BEGIN Data for this task

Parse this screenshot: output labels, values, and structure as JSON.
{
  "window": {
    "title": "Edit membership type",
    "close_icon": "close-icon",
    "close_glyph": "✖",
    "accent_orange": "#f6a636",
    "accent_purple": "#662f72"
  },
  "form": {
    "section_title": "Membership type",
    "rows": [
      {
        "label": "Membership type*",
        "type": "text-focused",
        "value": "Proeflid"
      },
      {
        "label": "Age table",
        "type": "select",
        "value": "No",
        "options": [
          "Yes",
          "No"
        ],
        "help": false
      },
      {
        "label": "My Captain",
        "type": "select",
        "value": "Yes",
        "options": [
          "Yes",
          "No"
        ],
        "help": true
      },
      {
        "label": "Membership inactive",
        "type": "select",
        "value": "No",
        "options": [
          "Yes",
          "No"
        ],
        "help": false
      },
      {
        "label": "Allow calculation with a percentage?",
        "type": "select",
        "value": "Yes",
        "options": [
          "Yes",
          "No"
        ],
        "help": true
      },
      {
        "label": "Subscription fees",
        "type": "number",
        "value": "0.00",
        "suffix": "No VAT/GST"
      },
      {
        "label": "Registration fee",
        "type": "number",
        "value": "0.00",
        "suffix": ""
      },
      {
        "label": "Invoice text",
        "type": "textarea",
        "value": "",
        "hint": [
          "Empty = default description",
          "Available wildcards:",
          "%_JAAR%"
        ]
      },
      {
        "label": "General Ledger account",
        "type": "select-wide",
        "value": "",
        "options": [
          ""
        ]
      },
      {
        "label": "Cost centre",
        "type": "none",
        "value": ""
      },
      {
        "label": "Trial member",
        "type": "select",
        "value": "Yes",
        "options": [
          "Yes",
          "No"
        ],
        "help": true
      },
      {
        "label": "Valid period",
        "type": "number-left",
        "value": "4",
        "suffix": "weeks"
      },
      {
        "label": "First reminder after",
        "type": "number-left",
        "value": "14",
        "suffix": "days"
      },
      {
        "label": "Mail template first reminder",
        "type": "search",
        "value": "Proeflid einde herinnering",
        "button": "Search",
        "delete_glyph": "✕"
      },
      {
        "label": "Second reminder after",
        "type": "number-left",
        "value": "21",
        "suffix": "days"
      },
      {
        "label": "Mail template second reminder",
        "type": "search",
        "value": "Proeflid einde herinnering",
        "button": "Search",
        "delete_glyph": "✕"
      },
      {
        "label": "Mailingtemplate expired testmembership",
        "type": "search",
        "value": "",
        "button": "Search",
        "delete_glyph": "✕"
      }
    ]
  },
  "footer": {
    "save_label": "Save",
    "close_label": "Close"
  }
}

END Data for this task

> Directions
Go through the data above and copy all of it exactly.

> Solution to the problem
Parse this screenshot: output labels, values, and structure as JSON.
{
  "window": {
    "title": "Edit membership type",
    "close_icon": "close-icon",
    "close_glyph": "✖",
    "accent_orange": "#f6a636",
    "accent_purple": "#662f72"
  },
  "form": {
    "section_title": "Membership type",
    "rows": [
      {
        "label": "Membership type*",
        "type": "text-focused",
        "value": "Proeflid"
      },
      {
        "label": "Age table",
        "type": "select",
        "value": "No",
        "options": [
          "Yes",
          "No"
        ],
        "help": false
      },
      {
        "label": "My Captain",
        "type": "select",
        "value": "Yes",
        "options": [
          "Yes",
          "No"
        ],
        "help": true
      },
      {
        "label": "Membership inactive",
        "type": "select",
        "value": "No",
        "options": [
          "Yes",
          "No"
        ],
        "help": false
      },
      {
        "label": "Allow calculation with a percentage?",
        "type": "select",
        "value": "Yes",
        "options": [
          "Yes",
          "No"
        ],
        "help": true
      },
      {
        "label": "Subscription fees",
        "type": "number",
        "value": "0.00",
        "suffix": "No VAT/GST"
      },
      {
        "label": "Registration fee",
        "type": "number",
        "value": "0.00",
        "suffix": ""
      },
      {
        "label": "Invoice text",
        "type": "textarea",
        "value": "",
        "hint": [
          "Empty = default description",
          "Available wildcards:",
          "%_JAAR%"
        ]
      },
      {
        "label": "General Ledger account",
        "type": "select-wide",
        "value": "",
        "options": [
          ""
        ]
      },
      {
        "label": "Cost centre",
        "type": "none",
        "value": ""
      },
      {
        "label": "Trial member",
        "type": "select",
        "value": "Yes",
        "options": [
          "Yes",
          "No"
        ],
        "help": true
      },
      {
        "label": "Valid period",
        "type": "number-left",
        "value": "4",
        "suffix": "weeks"
      },
      {
        "label": "First reminder after",
        "type": "number-left",
        "value": "14",
        "suffix": "days"
      },
      {
        "label": "Mail template first reminder",
        "type": "search",
        "value": "Proeflid einde herinnering",
        "button": "Search",
        "delete_glyph": "✕"
      },
      {
        "label": "Second reminder after",
        "type": "number-left",
        "value": "21",
        "suffix": "days"
      },
      {
        "label": "Mail template second reminder",
        "type": "search",
        "value": "Proeflid einde herinnering",
        "button": "Search",
        "delete_glyph": "✕"
      },
      {
        "label": "Mailingtemplate expired testmembership",
        "type": "search",
        "value": "",
        "button": "Search",
        "delete_glyph": "✕"
      }
    ]
  },
  "footer": {
    "save_label": "Save",
    "close_label": "Close"
  }
}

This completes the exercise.